Dataset records:
──────────────────────────────

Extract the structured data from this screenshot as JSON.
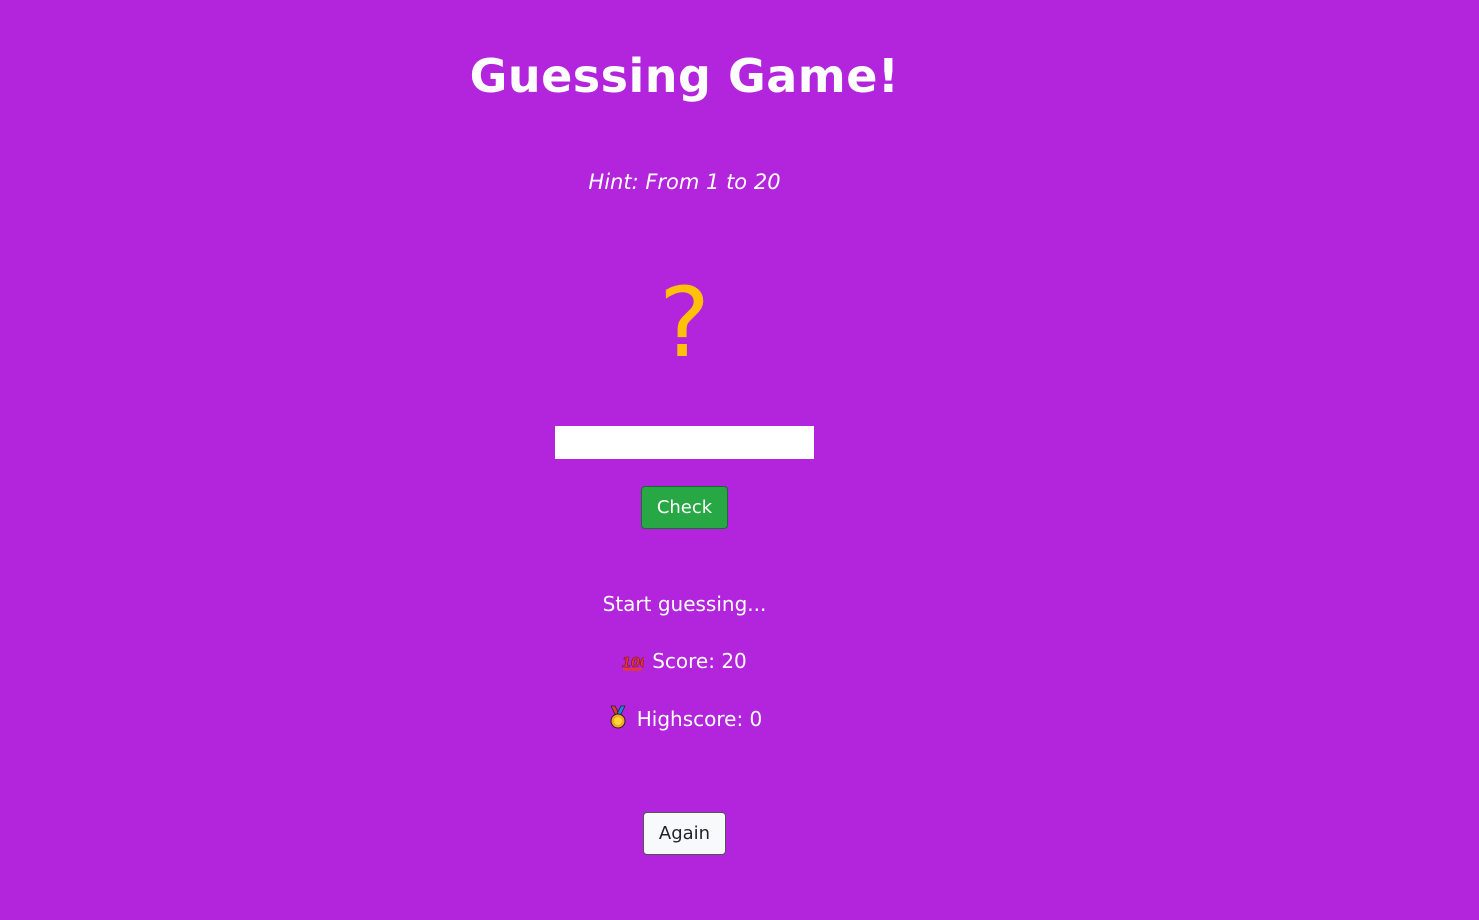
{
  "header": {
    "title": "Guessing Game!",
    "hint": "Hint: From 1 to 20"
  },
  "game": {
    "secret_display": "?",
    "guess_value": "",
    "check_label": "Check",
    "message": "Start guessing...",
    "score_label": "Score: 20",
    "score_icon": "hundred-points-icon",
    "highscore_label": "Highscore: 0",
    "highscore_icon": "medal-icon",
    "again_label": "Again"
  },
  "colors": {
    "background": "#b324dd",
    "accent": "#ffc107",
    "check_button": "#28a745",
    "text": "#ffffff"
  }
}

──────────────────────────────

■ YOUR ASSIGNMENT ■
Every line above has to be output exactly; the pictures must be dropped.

■ WRITTEN ANSWER ■
Extract the structured data from this screenshot as JSON.
{
  "header": {
    "title": "Guessing Game!",
    "hint": "Hint: From 1 to 20"
  },
  "game": {
    "secret_display": "?",
    "guess_value": "",
    "check_label": "Check",
    "message": "Start guessing...",
    "score_label": "Score: 20",
    "score_icon": "hundred-points-icon",
    "highscore_label": "Highscore: 0",
    "highscore_icon": "medal-icon",
    "again_label": "Again"
  },
  "colors": {
    "background": "#b324dd",
    "accent": "#ffc107",
    "check_button": "#28a745",
    "text": "#ffffff"
  }
}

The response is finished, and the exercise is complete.